January 29, 2021
  • Illustration of a economic scorecard
  • Illustration of an economic scorecard

Monthly Review (Page 3)

The slowdown for the economic recovery extended into early 2021 as consumers and businesses struggled with record COVID cases and increased government restrictions. Service sector employment saw a renewed hit with significant job losses in the leisure and hospitality sector for December and rising weekly jobless claims. Small businesses owners, many of whom are in services, became much less optimistic about the outlook. Consumer activity also cooled with retail sales declining for each month of the fourth quarter, although an additional round of direct stimulus payments and expanded unemployment insurance should lift spending in the next few months. On the upside, the manufacturing sector showed its strongest growth in two years. Despite the weaker near-term conditions, equity markets continue to look ahead to a positive post-pandemic environment for corporate profits, extending gains from December into January to climb to new highs. Long-term interest rates jumped in January on expectations for faster growth, higher inflation, and larger government budget deficits.

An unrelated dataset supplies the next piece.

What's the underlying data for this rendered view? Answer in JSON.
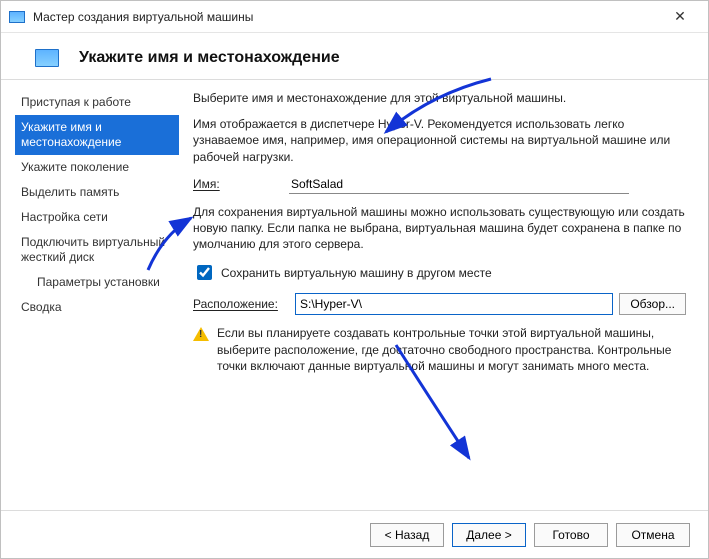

Outlook (Page 4)

While recent economic readings have turned weaker, growth expectations for later this year and next continue to accelerate. Eventual widespread vaccine distribution drives the strong outlook as relaxed government restrictions and pent-up demand for in-person activities should lead to a surge in consumer and businesses activity — starting as soon as the second quarter. New infections are already turning downward. The December COVID relief bill will provide a bridge through the current soft patch to the post-vaccine environment and, when combined with likely further fiscal stimulus in coming months, should provide an additional boost to economic growth. We expect real GDP in 2021 to expand at the strongest pace since 1984 — leading to faster job gains, lower unemployment rates, and higher inflation than in our previous forecast. We now expect that long-term interest rates will rise sooner and by more in response to faster growth, higher inflation, and larger federal budget deficits — although remaining lower for longer. Despite the rise in rates that we project, interest rate sensitive sectors (housing, autos, etc.) are projected to climb further this year with positive fundamentals for consumer demand.

Go deeper with the full January dashboard linked below.